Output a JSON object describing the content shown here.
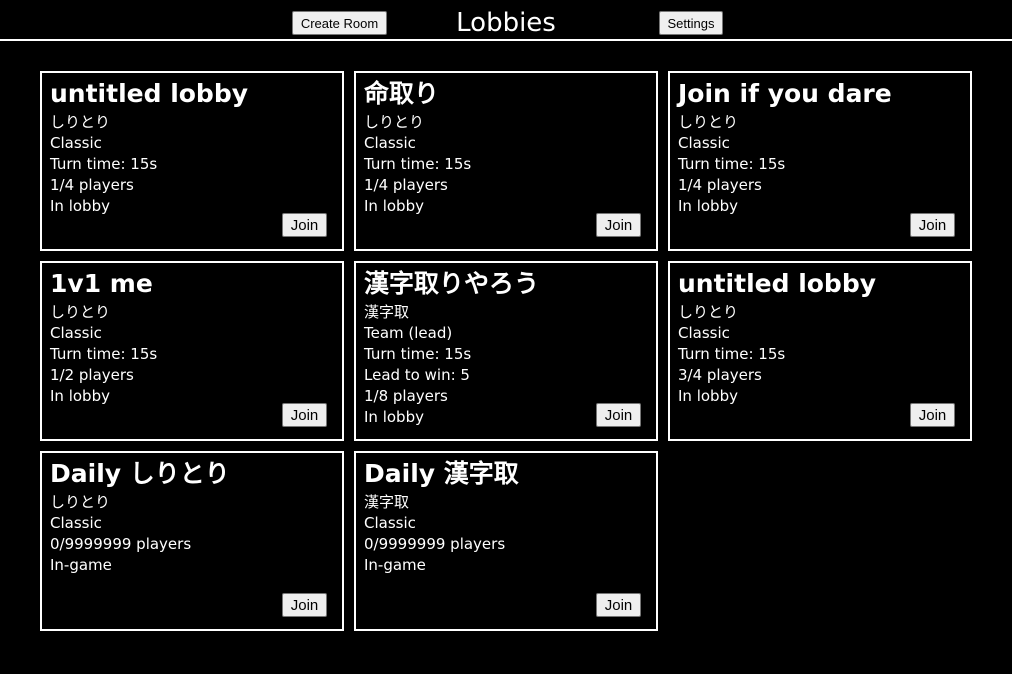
{
  "header": {
    "title": "Lobbies",
    "create_room_label": "Create Room",
    "settings_label": "Settings"
  },
  "lobbies": [
    {
      "name": "untitled lobby",
      "game": "しりとり",
      "details": [
        "Classic",
        "Turn time: 15s",
        "1/4 players",
        "In lobby"
      ],
      "join_label": "Join"
    },
    {
      "name": "命取り",
      "game": "しりとり",
      "details": [
        "Classic",
        "Turn time: 15s",
        "1/4 players",
        "In lobby"
      ],
      "join_label": "Join"
    },
    {
      "name": "Join if you dare",
      "game": "しりとり",
      "details": [
        "Classic",
        "Turn time: 15s",
        "1/4 players",
        "In lobby"
      ],
      "join_label": "Join"
    },
    {
      "name": "1v1 me",
      "game": "しりとり",
      "details": [
        "Classic",
        "Turn time: 15s",
        "1/2 players",
        "In lobby"
      ],
      "join_label": "Join"
    },
    {
      "name": "漢字取りやろう",
      "game": "漢字取",
      "details": [
        "Team (lead)",
        "Turn time: 15s",
        "Lead to win: 5",
        "1/8 players",
        "In lobby"
      ],
      "join_label": "Join"
    },
    {
      "name": "untitled lobby",
      "game": "しりとり",
      "details": [
        "Classic",
        "Turn time: 15s",
        "3/4 players",
        "In lobby"
      ],
      "join_label": "Join"
    },
    {
      "name": "Daily しりとり",
      "game": "しりとり",
      "details": [
        "Classic",
        "0/9999999 players",
        "In-game"
      ],
      "join_label": "Join"
    },
    {
      "name": "Daily 漢字取",
      "game": "漢字取",
      "details": [
        "Classic",
        "0/9999999 players",
        "In-game"
      ],
      "join_label": "Join"
    }
  ]
}
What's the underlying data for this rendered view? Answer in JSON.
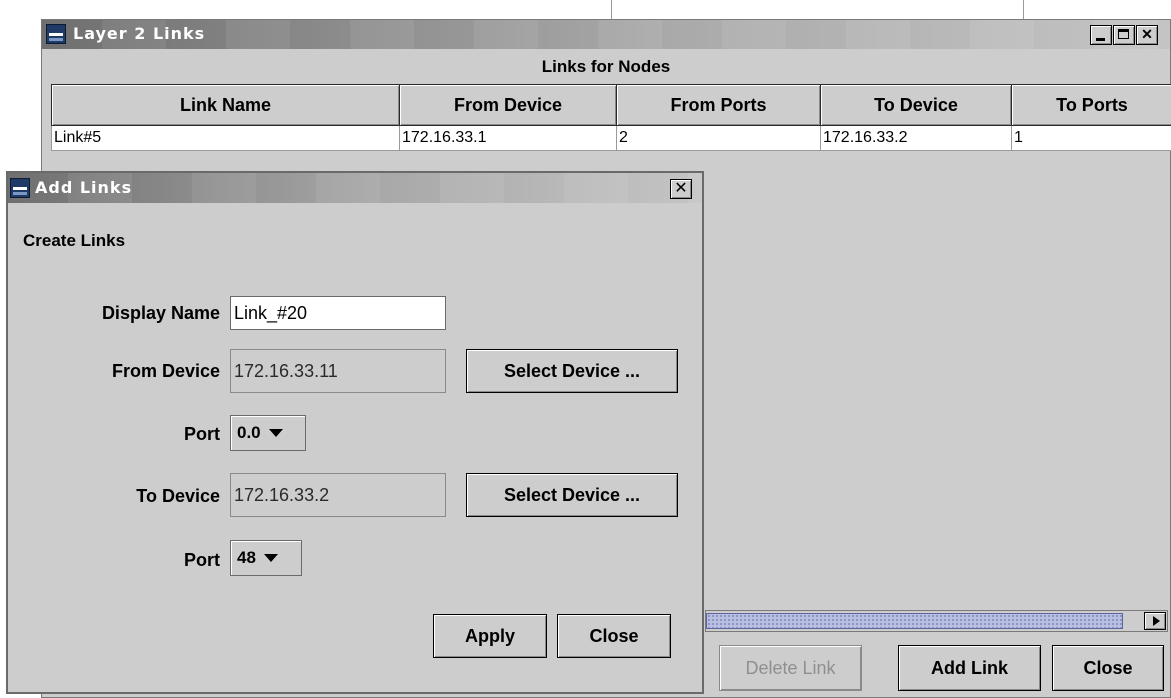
{
  "main_window": {
    "title": "Layer 2 Links",
    "caption": "Links for Nodes",
    "columns": [
      "Link Name",
      "From Device",
      "From Ports",
      "To Device",
      "To Ports"
    ],
    "rows": [
      [
        "Link#5",
        "172.16.33.1",
        "2",
        "172.16.33.2",
        "1"
      ]
    ],
    "buttons": {
      "delete_link": "Delete Link",
      "add_link": "Add Link",
      "close": "Close"
    }
  },
  "add_links_dialog": {
    "title": "Add Links",
    "section_title": "Create Links",
    "display_name_label": "Display Name",
    "display_name_value": "Link_#20",
    "from_device_label": "From Device",
    "from_device_value": "172.16.33.11",
    "from_port_label": "Port",
    "from_port_value": "0.0",
    "to_device_label": "To Device",
    "to_device_value": "172.16.33.2",
    "to_port_label": "Port",
    "to_port_value": "48",
    "select_device_label": "Select Device ...",
    "apply_label": "Apply",
    "close_label": "Close"
  },
  "colors": {
    "window_bg": "#cdcdcd",
    "titlebar_dark": "#6f6f6f",
    "scroll_thumb": "#b8bfe2"
  }
}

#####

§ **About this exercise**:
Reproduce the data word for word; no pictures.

§ **Problem solution**:
Output a JSON object describing the content shown here.
{
  "header": {
    "title": "Lobbies",
    "create_room_label": "Create Room",
    "settings_label": "Settings"
  },
  "lobbies": [
    {
      "name": "untitled lobby",
      "game": "しりとり",
      "details": [
        "Classic",
        "Turn time: 15s",
        "1/4 players",
        "In lobby"
      ],
      "join_label": "Join"
    },
    {
      "name": "命取り",
      "game": "しりとり",
      "details": [
        "Classic",
        "Turn time: 15s",
        "1/4 players",
        "In lobby"
      ],
      "join_label": "Join"
    },
    {
      "name": "Join if you dare",
      "game": "しりとり",
      "details": [
        "Classic",
        "Turn time: 15s",
        "1/4 players",
        "In lobby"
      ],
      "join_label": "Join"
    },
    {
      "name": "1v1 me",
      "game": "しりとり",
      "details": [
        "Classic",
        "Turn time: 15s",
        "1/2 players",
        "In lobby"
      ],
      "join_label": "Join"
    },
    {
      "name": "漢字取りやろう",
      "game": "漢字取",
      "details": [
        "Team (lead)",
        "Turn time: 15s",
        "Lead to win: 5",
        "1/8 players",
        "In lobby"
      ],
      "join_label": "Join"
    },
    {
      "name": "untitled lobby",
      "game": "しりとり",
      "details": [
        "Classic",
        "Turn time: 15s",
        "3/4 players",
        "In lobby"
      ],
      "join_label": "Join"
    },
    {
      "name": "Daily しりとり",
      "game": "しりとり",
      "details": [
        "Classic",
        "0/9999999 players",
        "In-game"
      ],
      "join_label": "Join"
    },
    {
      "name": "Daily 漢字取",
      "game": "漢字取",
      "details": [
        "Classic",
        "0/9999999 players",
        "In-game"
      ],
      "join_label": "Join"
    }
  ]
}
What's the underlying data for this rendered view? Answer in JSON.
{
  "main_window": {
    "title": "Layer 2 Links",
    "caption": "Links for Nodes",
    "columns": [
      "Link Name",
      "From Device",
      "From Ports",
      "To Device",
      "To Ports"
    ],
    "rows": [
      [
        "Link#5",
        "172.16.33.1",
        "2",
        "172.16.33.2",
        "1"
      ]
    ],
    "buttons": {
      "delete_link": "Delete Link",
      "add_link": "Add Link",
      "close": "Close"
    }
  },
  "add_links_dialog": {
    "title": "Add Links",
    "section_title": "Create Links",
    "display_name_label": "Display Name",
    "display_name_value": "Link_#20",
    "from_device_label": "From Device",
    "from_device_value": "172.16.33.11",
    "from_port_label": "Port",
    "from_port_value": "0.0",
    "to_device_label": "To Device",
    "to_device_value": "172.16.33.2",
    "to_port_label": "Port",
    "to_port_value": "48",
    "select_device_label": "Select Device ...",
    "apply_label": "Apply",
    "close_label": "Close"
  },
  "colors": {
    "window_bg": "#cdcdcd",
    "titlebar_dark": "#6f6f6f",
    "scroll_thumb": "#b8bfe2"
  }
}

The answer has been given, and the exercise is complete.